A CABIFY car driven through central Barcelona was overturned and smashed up by a group of 10 people in the early hours of this morning (Saturday), the latest incident in the ongoing nationwide protest against car-pooling companies such as Über and BlaBlaCar.
Taxi drivers have already staged at least one strike in Madrid, and another took place all day in Barcelona on Thursday with protesters carryig banners.
But Barcelona cabbies have condemned the attack on the Cabify driver, saying their own demonstrations are non-violent.
Taxi drivers in both cities are against the car-pooling schemes because they say these are undercuttig them and will put them out of business.
Users of BlaBlaCar, Cabify and Über say traditional taxi-drivers need to move with the times and accept that competition will always be a fact of business life.
Those who use the schemes say they are ideal for longer-distance runs – a trip from Valencia to Madrid may cost as little as €12 or €20, and even less for an hour-long airport run, whilst the equivalent in a taxi could range from €200 to €800 or even more.
Yet booking an Über ride to get from one end of town to the other after the bars close for the night would not be practical, and hailing a cab on the street is cheap enough and very convenient.

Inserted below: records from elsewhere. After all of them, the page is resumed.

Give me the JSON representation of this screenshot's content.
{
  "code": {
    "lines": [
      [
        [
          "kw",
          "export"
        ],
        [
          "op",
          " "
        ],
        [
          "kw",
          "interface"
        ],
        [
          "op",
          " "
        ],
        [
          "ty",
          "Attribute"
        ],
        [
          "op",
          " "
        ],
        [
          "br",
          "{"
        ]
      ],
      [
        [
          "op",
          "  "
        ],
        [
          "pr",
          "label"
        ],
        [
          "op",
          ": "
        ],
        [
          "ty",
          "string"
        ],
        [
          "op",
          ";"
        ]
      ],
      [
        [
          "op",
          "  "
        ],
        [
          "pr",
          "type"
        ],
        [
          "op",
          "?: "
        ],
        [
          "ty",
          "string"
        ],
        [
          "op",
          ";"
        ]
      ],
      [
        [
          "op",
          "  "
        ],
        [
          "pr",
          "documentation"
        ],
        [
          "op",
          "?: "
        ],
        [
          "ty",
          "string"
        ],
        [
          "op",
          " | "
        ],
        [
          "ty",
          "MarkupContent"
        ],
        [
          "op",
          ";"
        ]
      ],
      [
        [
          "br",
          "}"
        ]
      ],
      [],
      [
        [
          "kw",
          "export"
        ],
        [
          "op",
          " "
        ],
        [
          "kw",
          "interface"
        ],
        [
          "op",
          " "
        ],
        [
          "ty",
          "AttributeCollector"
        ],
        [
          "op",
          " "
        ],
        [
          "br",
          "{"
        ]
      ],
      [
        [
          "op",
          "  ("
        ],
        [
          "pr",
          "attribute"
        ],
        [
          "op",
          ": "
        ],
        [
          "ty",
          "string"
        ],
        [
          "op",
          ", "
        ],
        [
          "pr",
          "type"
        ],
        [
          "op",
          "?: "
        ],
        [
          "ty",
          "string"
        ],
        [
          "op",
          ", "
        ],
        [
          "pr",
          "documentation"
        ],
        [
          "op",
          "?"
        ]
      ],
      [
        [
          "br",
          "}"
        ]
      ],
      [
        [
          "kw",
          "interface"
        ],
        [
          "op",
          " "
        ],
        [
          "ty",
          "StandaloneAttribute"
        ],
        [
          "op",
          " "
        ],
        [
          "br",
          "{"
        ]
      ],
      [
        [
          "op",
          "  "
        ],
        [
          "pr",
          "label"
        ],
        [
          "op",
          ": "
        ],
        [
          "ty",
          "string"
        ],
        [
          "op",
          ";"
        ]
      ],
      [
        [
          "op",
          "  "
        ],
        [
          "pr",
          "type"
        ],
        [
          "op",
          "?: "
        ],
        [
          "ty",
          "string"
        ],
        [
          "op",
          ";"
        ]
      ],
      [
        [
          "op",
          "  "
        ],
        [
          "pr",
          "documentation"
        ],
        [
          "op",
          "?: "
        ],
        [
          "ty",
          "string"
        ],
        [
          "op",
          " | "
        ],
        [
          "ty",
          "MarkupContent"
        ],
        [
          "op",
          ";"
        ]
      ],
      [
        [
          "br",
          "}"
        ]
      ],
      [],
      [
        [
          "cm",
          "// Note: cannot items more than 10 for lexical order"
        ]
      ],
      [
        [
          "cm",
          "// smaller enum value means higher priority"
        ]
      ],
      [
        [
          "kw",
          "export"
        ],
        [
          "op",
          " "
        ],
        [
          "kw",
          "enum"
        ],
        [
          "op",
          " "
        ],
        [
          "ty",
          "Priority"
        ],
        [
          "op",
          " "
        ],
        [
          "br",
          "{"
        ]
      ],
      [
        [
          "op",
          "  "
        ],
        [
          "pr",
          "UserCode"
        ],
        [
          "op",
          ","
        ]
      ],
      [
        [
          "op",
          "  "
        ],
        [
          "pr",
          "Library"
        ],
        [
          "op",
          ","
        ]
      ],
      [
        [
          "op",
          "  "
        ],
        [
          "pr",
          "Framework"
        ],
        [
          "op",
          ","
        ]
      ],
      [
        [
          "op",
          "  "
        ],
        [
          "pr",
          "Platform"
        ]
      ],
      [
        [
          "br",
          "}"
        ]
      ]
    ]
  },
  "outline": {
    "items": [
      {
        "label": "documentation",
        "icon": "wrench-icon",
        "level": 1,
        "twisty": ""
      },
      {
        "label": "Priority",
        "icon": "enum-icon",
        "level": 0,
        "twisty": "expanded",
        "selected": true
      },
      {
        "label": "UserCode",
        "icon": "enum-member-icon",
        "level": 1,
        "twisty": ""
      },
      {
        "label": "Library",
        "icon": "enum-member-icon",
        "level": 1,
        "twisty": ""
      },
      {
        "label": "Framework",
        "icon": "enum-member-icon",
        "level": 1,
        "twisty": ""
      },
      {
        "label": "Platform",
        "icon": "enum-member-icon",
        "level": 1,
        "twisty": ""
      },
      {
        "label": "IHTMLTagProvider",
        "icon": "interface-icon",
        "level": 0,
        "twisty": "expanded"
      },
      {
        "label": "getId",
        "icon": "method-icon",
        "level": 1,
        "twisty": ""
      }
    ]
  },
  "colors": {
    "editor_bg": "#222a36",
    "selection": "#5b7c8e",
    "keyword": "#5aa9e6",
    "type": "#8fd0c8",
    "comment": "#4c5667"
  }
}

A recent online survey showed, however, that three-quarters of respondents believe town and city councils who allow car-pooling schemes to operate are 'favouring professional intrusions', 'supporting large or foreign firms at the expense of local traders' and that these should be banned.
The remaining quarter are in favour of free competition, which encourages creativity and diversification, and recognises the values of each type of transport for the different areas they are most useful for.
This 25% comments that bus companies do not go on strike because trains are 'taking away business', nor would taxi drivers strike over the presence of bus services.
But the debate has gone Europe-wide, with some countries considering banning the likes of Über from their streets.